noscript content is processed; otherwise,
1-3 shows our original example with the addition of
noscript. Accessing the page with a
preferences, the page should display with the link labeled “Original
The example is just a simplified use of
noscript; you’ll see more sophisticated uses
later in the book.
As useful as
noscript is, in
a more complicated page, it can become tedious working with embedded
noscript elements scattered about.
The next section introduces an alternative approach.
A second instance in which
noscript content is processed is when a
browser or other application has scripting enabled but can’t work
with the MIME type of the scripting block. This is also a time when
the script can’t be executed, and the
noscript content should be processed.
However, many popular browsers such as Firefox and Safari don’t
noscript content in
these circumstances. This is an error, and one you should be aware
of if you depend on
The more you add to a web page, the harder it becomes to
functionality and then use
to provide alternatives, your pages could get large and
Another approach, one I recommend when you’re hiding and showing web content based on user interaction, is to design the page with static elements, and then use script to either hide these elements and provide the alternative dynamic content, or actually leave the static elements in and then provide the dynamic as an additional option.
You might as well put up a “Wow, you’re really an annoyance” sign because that’s basically what you’re saying.
Firefox also provides what it calls the DOM Inspector. These very helpful utilities allow you to inspect the DOM objects within the page, including the following very useful information (the computed style is shown in Figure 1-4):
Node name, type, class, namespace URI, and value
Position, x and y values
The default styles for the object

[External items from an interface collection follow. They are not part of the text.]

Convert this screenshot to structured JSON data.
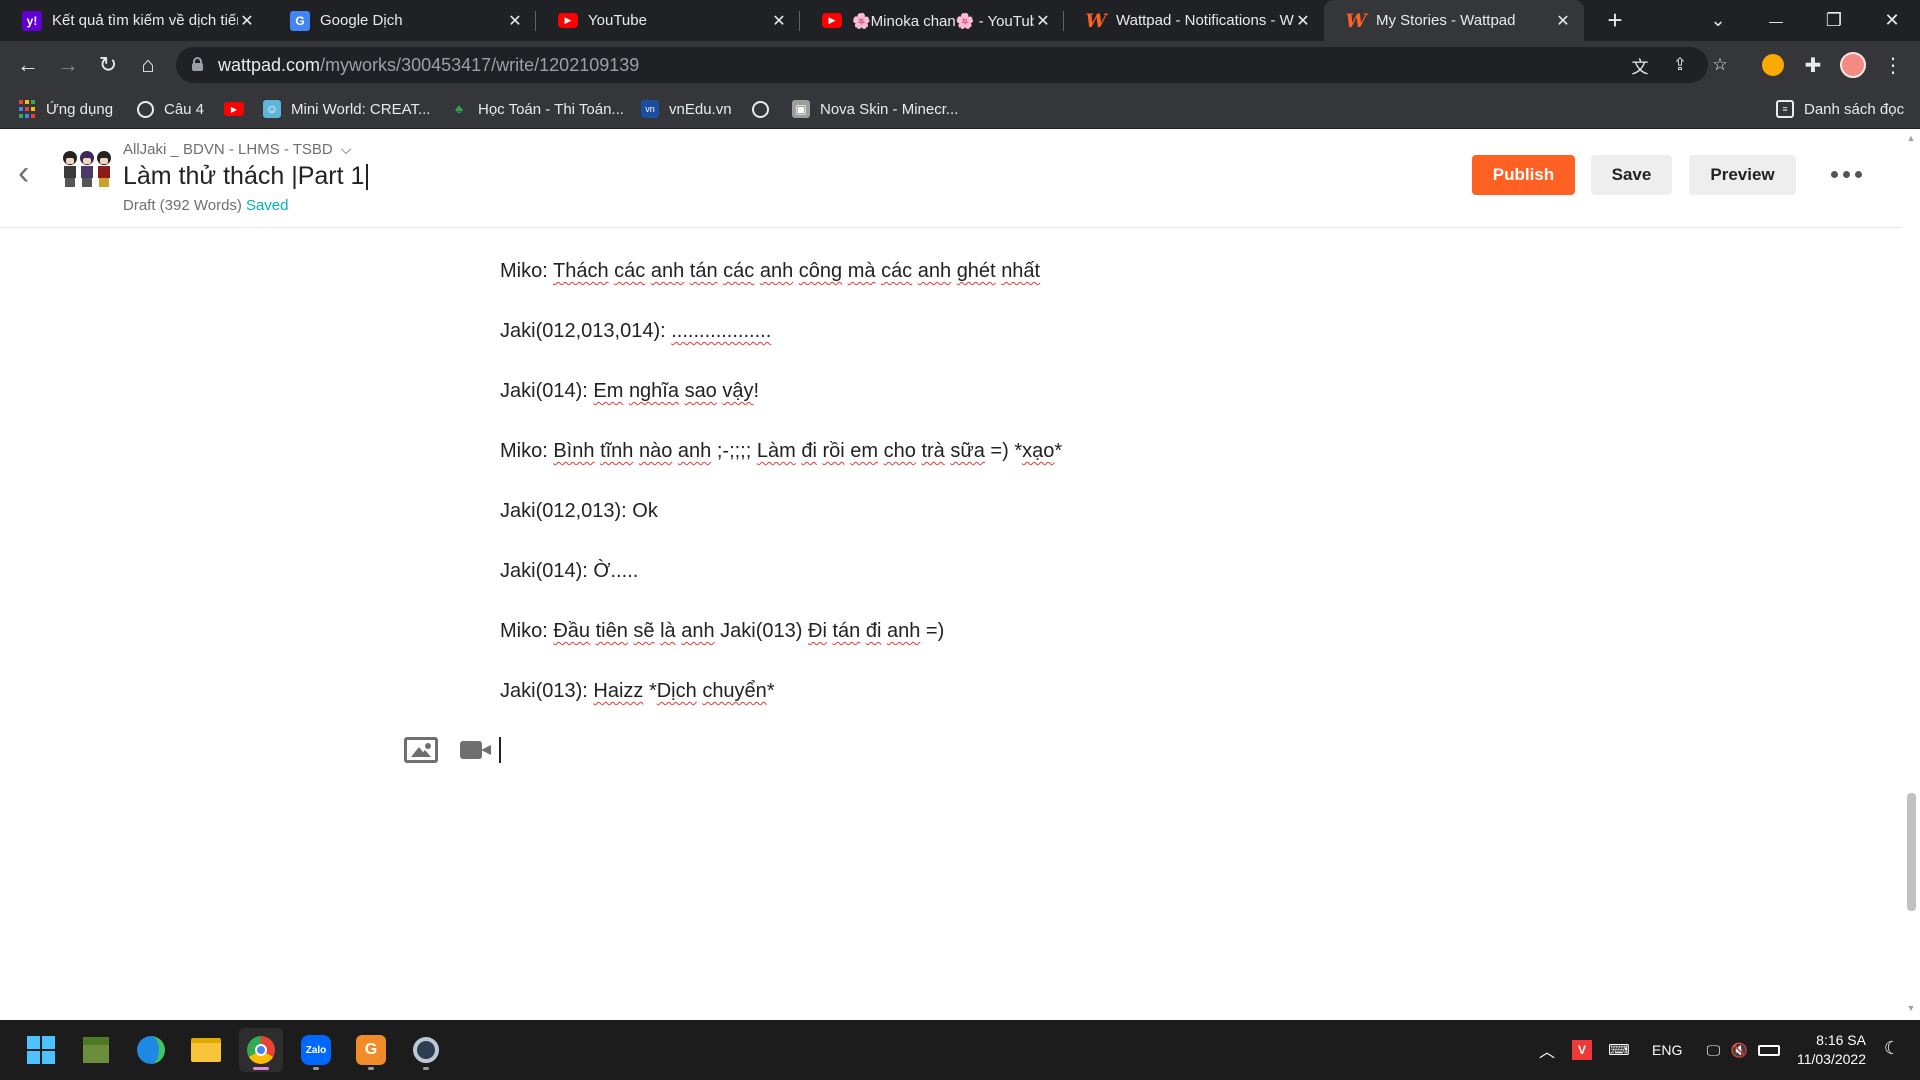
{
  "browser": {
    "tabs": [
      {
        "title": "Kết quả tìm kiếm về dịch tiếng",
        "icon": "yahoo-icon"
      },
      {
        "title": "Google Dịch",
        "icon": "google-translate-icon"
      },
      {
        "title": "YouTube",
        "icon": "youtube-icon"
      },
      {
        "title": "🌸Minoka chan🌸 - YouTube",
        "icon": "youtube-icon"
      },
      {
        "title": "Wattpad - Notifications - Wattpad",
        "icon": "wattpad-icon"
      },
      {
        "title": "My Stories - Wattpad",
        "icon": "wattpad-icon",
        "active": true
      }
    ],
    "new_tab": "+",
    "window_controls": {
      "tab_search": "⌄",
      "minimize": "—",
      "restore": "❐",
      "close": "✕"
    },
    "url_host": "wattpad.com",
    "url_path": "/myworks/300453417/write/1202109139",
    "bookmarks": [
      {
        "label": "Ứng dụng",
        "icon": "apps-grid-icon"
      },
      {
        "label": "Câu 4",
        "icon": "globe-icon"
      },
      {
        "label": "",
        "icon": "youtube-icon"
      },
      {
        "label": "Mini World: CREAT...",
        "icon": "miniworld-icon"
      },
      {
        "label": "Học Toán - Thi Toán...",
        "icon": "hoctoan-icon"
      },
      {
        "label": "vnEdu.vn",
        "icon": "vnedu-icon"
      },
      {
        "label": "",
        "icon": "globe-icon"
      },
      {
        "label": "Nova Skin - Minecr...",
        "icon": "novaskin-icon"
      }
    ],
    "reading_list": "Danh sách đọc"
  },
  "wattpad": {
    "story_name": "AllJaki _ BDVN - LHMS - TSBD",
    "part_title": "Làm thử thách |Part 1",
    "draft_status": "Draft (392 Words)",
    "saved_label": "Saved",
    "publish_label": "Publish",
    "save_label": "Save",
    "preview_label": "Preview",
    "colors": {
      "accent": "#ff6122",
      "saved": "#00b2b2"
    }
  },
  "editor": {
    "paragraphs": [
      [
        {
          "t": "Miko: "
        },
        {
          "t": "Thách",
          "u": 1
        },
        {
          "t": " "
        },
        {
          "t": "các",
          "u": 1
        },
        {
          "t": " "
        },
        {
          "t": "anh",
          "u": 1
        },
        {
          "t": " "
        },
        {
          "t": "tán",
          "u": 1
        },
        {
          "t": " "
        },
        {
          "t": "các",
          "u": 1
        },
        {
          "t": " "
        },
        {
          "t": "anh",
          "u": 1
        },
        {
          "t": " "
        },
        {
          "t": "công",
          "u": 1
        },
        {
          "t": " "
        },
        {
          "t": "mà",
          "u": 1
        },
        {
          "t": " "
        },
        {
          "t": "các",
          "u": 1
        },
        {
          "t": " "
        },
        {
          "t": "anh",
          "u": 1
        },
        {
          "t": " "
        },
        {
          "t": "ghét",
          "u": 1
        },
        {
          "t": " "
        },
        {
          "t": "nhất",
          "u": 1
        }
      ],
      [
        {
          "t": "Jaki(012,013,014): "
        },
        {
          "t": "..................",
          "u": 1
        }
      ],
      [
        {
          "t": "Jaki(014): "
        },
        {
          "t": "Em",
          "u": 1
        },
        {
          "t": " "
        },
        {
          "t": "nghĩa",
          "u": 1
        },
        {
          "t": " "
        },
        {
          "t": "sao",
          "u": 1
        },
        {
          "t": " "
        },
        {
          "t": "vậy",
          "u": 1
        },
        {
          "t": "!"
        }
      ],
      [
        {
          "t": "Miko: "
        },
        {
          "t": "Bình",
          "u": 1
        },
        {
          "t": " "
        },
        {
          "t": "tĩnh",
          "u": 1
        },
        {
          "t": " "
        },
        {
          "t": "nào",
          "u": 1
        },
        {
          "t": " "
        },
        {
          "t": "anh",
          "u": 1
        },
        {
          "t": " ;-;;;; "
        },
        {
          "t": "Làm",
          "u": 1
        },
        {
          "t": " "
        },
        {
          "t": "đi",
          "u": 1
        },
        {
          "t": " "
        },
        {
          "t": "rồi",
          "u": 1
        },
        {
          "t": " "
        },
        {
          "t": "em",
          "u": 1
        },
        {
          "t": " "
        },
        {
          "t": "cho",
          "u": 1
        },
        {
          "t": " "
        },
        {
          "t": "trà",
          "u": 1
        },
        {
          "t": " "
        },
        {
          "t": "sữa",
          "u": 1
        },
        {
          "t": " =) *"
        },
        {
          "t": "xạo",
          "u": 1
        },
        {
          "t": "*"
        }
      ],
      [
        {
          "t": "Jaki(012,013): Ok"
        }
      ],
      [
        {
          "t": "Jaki(014): Ờ....."
        }
      ],
      [
        {
          "t": "Miko: "
        },
        {
          "t": "Đầu",
          "u": 1
        },
        {
          "t": " "
        },
        {
          "t": "tiên",
          "u": 1
        },
        {
          "t": " "
        },
        {
          "t": "sẽ",
          "u": 1
        },
        {
          "t": " "
        },
        {
          "t": "là",
          "u": 1
        },
        {
          "t": " "
        },
        {
          "t": "anh",
          "u": 1
        },
        {
          "t": " Jaki(013) "
        },
        {
          "t": "Đi",
          "u": 1
        },
        {
          "t": " "
        },
        {
          "t": "tán",
          "u": 1
        },
        {
          "t": " "
        },
        {
          "t": "đi",
          "u": 1
        },
        {
          "t": " "
        },
        {
          "t": "anh",
          "u": 1
        },
        {
          "t": " =)"
        }
      ],
      [
        {
          "t": "Jaki(013): "
        },
        {
          "t": "Haizz",
          "u": 1
        },
        {
          "t": " *"
        },
        {
          "t": "Dịch",
          "u": 1
        },
        {
          "t": " "
        },
        {
          "t": "chuyển",
          "u": 1
        },
        {
          "t": "*"
        }
      ]
    ]
  },
  "taskbar": {
    "apps": [
      "windows-start-icon",
      "minecraft-icon",
      "edge-icon",
      "file-explorer-icon",
      "chrome-icon",
      "zalo-icon",
      "garena-icon",
      "settings-app-icon"
    ],
    "zalo_label": "Zalo",
    "language": "ENG",
    "time": "8:16 SA",
    "date": "11/03/2022"
  }
}
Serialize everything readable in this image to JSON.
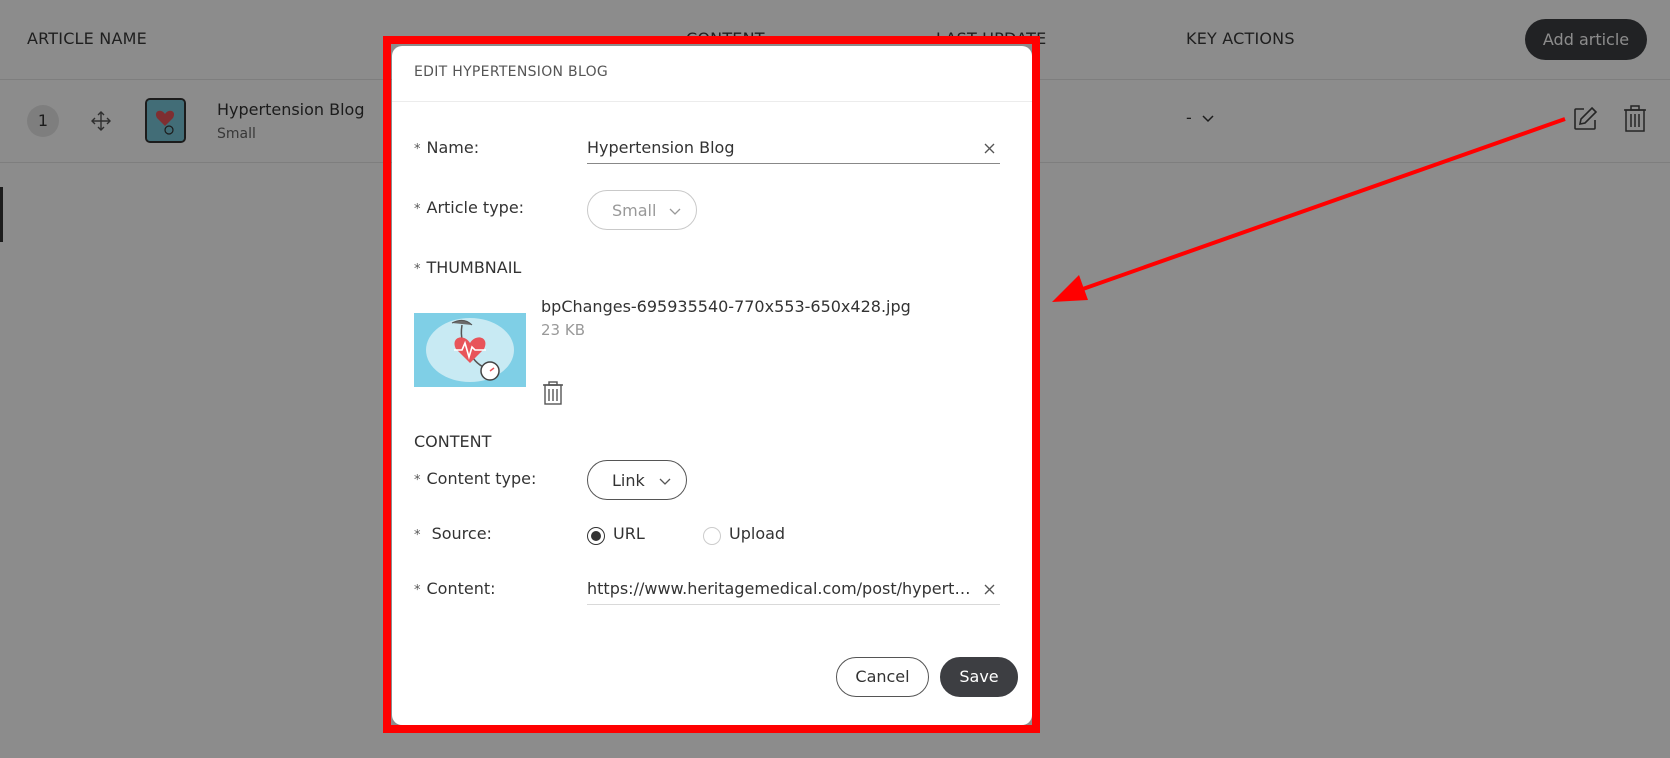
{
  "table": {
    "headers": {
      "article_name": "ARTICLE NAME",
      "content": "CONTENT",
      "last_update": "LAST UPDATE",
      "key_actions": "KEY ACTIONS"
    },
    "add_article_label": "Add article",
    "rows": [
      {
        "index": "1",
        "name": "Hypertension Blog",
        "type": "Small",
        "key_action": "-"
      }
    ]
  },
  "modal": {
    "title": "EDIT HYPERTENSION BLOG",
    "name_label": "Name:",
    "name_value": "Hypertension Blog",
    "article_type_label": "Article type:",
    "article_type_value": "Small",
    "thumbnail_label": "THUMBNAIL",
    "thumbnail_file_name": "bpChanges-695935540-770x553-650x428.jpg",
    "thumbnail_file_size": "23 KB",
    "content_section_title": "CONTENT",
    "content_type_label": "Content type:",
    "content_type_value": "Link",
    "source_label": "Source:",
    "source_options": [
      "URL",
      "Upload"
    ],
    "source_selected": "URL",
    "content_label": "Content:",
    "content_value": "https://www.heritagemedical.com/post/hypertension-blog",
    "cancel_label": "Cancel",
    "save_label": "Save"
  },
  "colors": {
    "highlight": "#ff0000",
    "primary_button": "#3d3e42",
    "thumbnail_bg": "#7fcfe6",
    "heart": "#e8545a"
  },
  "icons": [
    "move-icon",
    "edit-icon",
    "trash-icon",
    "chevron-down-icon",
    "close-icon",
    "arrow-annotation"
  ]
}
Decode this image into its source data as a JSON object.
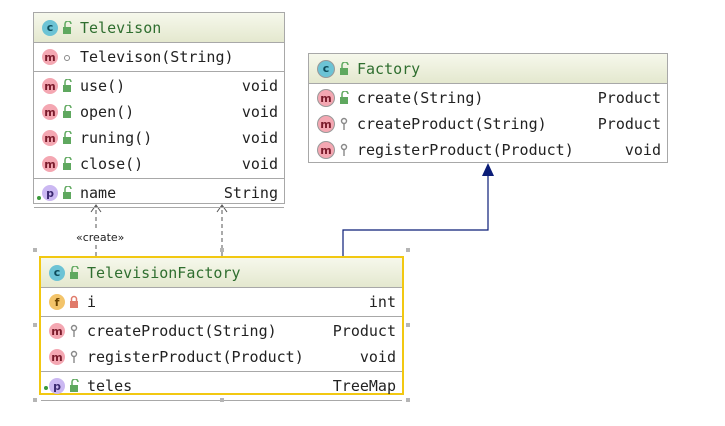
{
  "classes": {
    "televison": {
      "name": "Televison",
      "constructor": {
        "sig": "Televison(String)"
      },
      "methods": [
        {
          "sig": "use()",
          "type": "void"
        },
        {
          "sig": "open()",
          "type": "void"
        },
        {
          "sig": "runing()",
          "type": "void"
        },
        {
          "sig": "close()",
          "type": "void"
        }
      ],
      "fields": [
        {
          "sig": "name",
          "type": "String"
        }
      ]
    },
    "factory": {
      "name": "Factory",
      "methods": [
        {
          "sig": "create(String)",
          "type": "Product"
        },
        {
          "sig": "createProduct(String)",
          "type": "Product"
        },
        {
          "sig": "registerProduct(Product)",
          "type": "void"
        }
      ]
    },
    "televisionFactory": {
      "name": "TelevisionFactory",
      "fields": [
        {
          "sig": "i",
          "type": "int"
        }
      ],
      "methods": [
        {
          "sig": "createProduct(String)",
          "type": "Product"
        },
        {
          "sig": "registerProduct(Product)",
          "type": "void"
        }
      ],
      "properties": [
        {
          "sig": "teles",
          "type": "TreeMap"
        }
      ]
    }
  },
  "relations": {
    "create_label": "«create»"
  },
  "badges": {
    "class": "c",
    "method": "m",
    "property": "p",
    "field": "f"
  },
  "colors": {
    "header_text": "#2f6e2f",
    "header_bg": "#e4e8cf",
    "selected_border": "#f2c811",
    "inheritance_arrow": "#0b1d78"
  }
}
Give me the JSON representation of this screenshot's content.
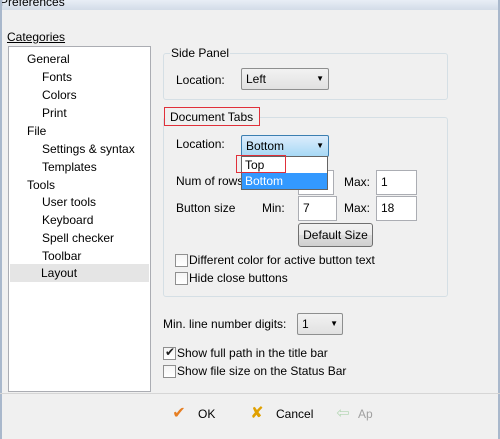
{
  "window": {
    "title": "Preferences"
  },
  "categories": {
    "label": "Categories",
    "items": [
      {
        "label": "General",
        "level": 0
      },
      {
        "label": "Fonts",
        "level": 1
      },
      {
        "label": "Colors",
        "level": 1
      },
      {
        "label": "Print",
        "level": 1
      },
      {
        "label": "File",
        "level": 0
      },
      {
        "label": "Settings & syntax",
        "level": 1
      },
      {
        "label": "Templates",
        "level": 1
      },
      {
        "label": "Tools",
        "level": 0
      },
      {
        "label": "User tools",
        "level": 1
      },
      {
        "label": "Keyboard",
        "level": 1
      },
      {
        "label": "Spell checker",
        "level": 1
      },
      {
        "label": "Toolbar",
        "level": 1
      },
      {
        "label": "Layout",
        "level": 1,
        "selected": true
      }
    ]
  },
  "side_panel": {
    "title": "Side Panel",
    "location_label": "Location:",
    "location_value": "Left"
  },
  "document_tabs": {
    "title": "Document Tabs",
    "location_label": "Location:",
    "location_value": "Bottom",
    "location_options": [
      "Top",
      "Bottom"
    ],
    "highlighted_option": "Bottom",
    "num_rows_label": "Num of rows",
    "max_label": "Max:",
    "rows_max": "1",
    "button_size_label": "Button size",
    "min_label": "Min:",
    "button_min": "7",
    "button_max": "18",
    "default_size_label": "Default Size",
    "different_color_label": "Different color for active button text",
    "different_color_checked": false,
    "hide_close_label": "Hide close buttons",
    "hide_close_checked": false
  },
  "min_line_digits": {
    "label": "Min. line number digits:",
    "value": "1"
  },
  "show_full_path": {
    "label": "Show full path in the title bar",
    "checked": true
  },
  "show_file_size": {
    "label": "Show file size on the Status Bar",
    "checked": false
  },
  "buttons": {
    "ok": "OK",
    "cancel": "Cancel",
    "apply": "Ap"
  },
  "colors": {
    "highlight": "#3399ff",
    "annotation": "#e0303a",
    "ok_icon": "#e67e22",
    "cancel_icon": "#e0a000"
  }
}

The Extensible Binding Language (not covered in this book)
The CSS style rules that apply by default for an element and are given in the stylesheet